- _What to work on_
Please return every line in the entries below with the word "Order" in it.

>>>

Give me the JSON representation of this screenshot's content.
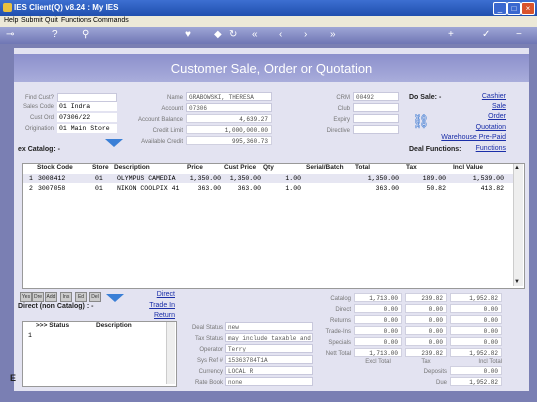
{
  "window": {
    "title": "IES Client(Q) v8.24 : My IES"
  },
  "menu": [
    "Help",
    "Submit",
    "Quit",
    "Functions",
    "Commands"
  ],
  "header": {
    "title": "Customer Sale, Order or Quotation"
  },
  "customer": {
    "find_cust_label": "Find Cust?",
    "sales_code_label": "Sales Code",
    "sales_code": "01 Indra",
    "cust_ord_label": "Cust Ord",
    "cust_ord": "07306/22",
    "origination_label": "Origination",
    "origination": "01 Main Store",
    "name_label": "Name",
    "name": "GRABOWSKI, THERESA",
    "account_label": "Account",
    "account": "07306",
    "account_balance_label": "Account Balance",
    "account_balance": "4,639.27",
    "credit_limit_label": "Credit Limit",
    "credit_limit": "1,000,000.00",
    "available_credit_label": "Available Credit",
    "available_credit": "995,360.73",
    "crm_label": "CRM",
    "crm": "00492",
    "club_label": "Club",
    "expiry_label": "Expiry",
    "directive_label": "Directive"
  },
  "do_sale": {
    "label": "Do Sale: -",
    "links": [
      "Cashier",
      "Sale",
      "Order",
      "Quotation",
      "Warehouse Pre-Paid",
      "Functions"
    ]
  },
  "deal_functions_label": "Deal Functions:",
  "ex_catalog_label": "ex Catalog: -",
  "catalog_table": {
    "columns": [
      "Stock Code",
      "Store",
      "Description",
      "Price",
      "Cust Price",
      "Qty",
      "Serial/Batch",
      "Total",
      "Tax",
      "Incl Value"
    ],
    "rows": [
      {
        "num": "1",
        "stock_code": "3008412",
        "store": "01",
        "description": "OLYMPUS CAMEDIA",
        "price": "1,350.00",
        "cust_price": "1,350.00",
        "qty": "1.00",
        "serial": "",
        "total": "1,350.00",
        "tax": "189.00",
        "incl": "1,539.00"
      },
      {
        "num": "2",
        "stock_code": "3007058",
        "store": "01",
        "description": "NIKON COOLPIX 41",
        "price": "363.00",
        "cust_price": "363.00",
        "qty": "1.00",
        "serial": "",
        "total": "363.00",
        "tax": "50.82",
        "incl": "413.82"
      }
    ]
  },
  "mini_tabs": [
    "Yes",
    "Dre",
    "Add",
    "Ins",
    "Ed",
    "Del"
  ],
  "direct_links": [
    "Direct",
    "Trade In",
    "Return"
  ],
  "non_catalog_label": "Direct (non Catalog) : -",
  "non_catalog_table": {
    "columns": [
      ">>> Status",
      "Description"
    ],
    "rows": [
      {
        "num": "1"
      }
    ]
  },
  "deal_info": {
    "deal_status_label": "Deal Status",
    "deal_status": "new",
    "tax_status_label": "Tax Status",
    "tax_status": "may include taxable and",
    "operator_label": "Operator",
    "operator": "Terry",
    "sys_ref_label": "Sys Ref #",
    "sys_ref": "15363784T1A",
    "currency_label": "Currency",
    "currency": "LOCAL R",
    "rate_book_label": "Rate Book",
    "rate_book": "none"
  },
  "totals": {
    "rows": [
      {
        "label": "Catalog",
        "excl": "1,713.00",
        "tax": "239.82",
        "incl": "1,952.82"
      },
      {
        "label": "Direct",
        "excl": "0.00",
        "tax": "0.00",
        "incl": "0.00"
      },
      {
        "label": "Returns",
        "excl": "0.00",
        "tax": "0.00",
        "incl": "0.00"
      },
      {
        "label": "Trade-Ins",
        "excl": "0.00",
        "tax": "0.00",
        "incl": "0.00"
      },
      {
        "label": "Specials",
        "excl": "0.00",
        "tax": "0.00",
        "incl": "0.00"
      },
      {
        "label": "Nett Total",
        "excl": "1,713.00",
        "tax": "239.82",
        "incl": "1,952.82"
      }
    ],
    "excl_total_label": "Excl Total",
    "tax_label": "Tax",
    "incl_total_label": "Incl Total",
    "deposits_label": "Deposits",
    "deposits": "0.00",
    "due_label": "Due",
    "due": "1,952.82"
  },
  "colors": {
    "title_bar": "#2a5bc0",
    "header": "#9a9ed4",
    "panel": "#e3e3f1",
    "link": "#1a2ea8"
  }
}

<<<

- _Solution to this task_
    "title": "Customer Sale, Order or Quotation"
      "Order",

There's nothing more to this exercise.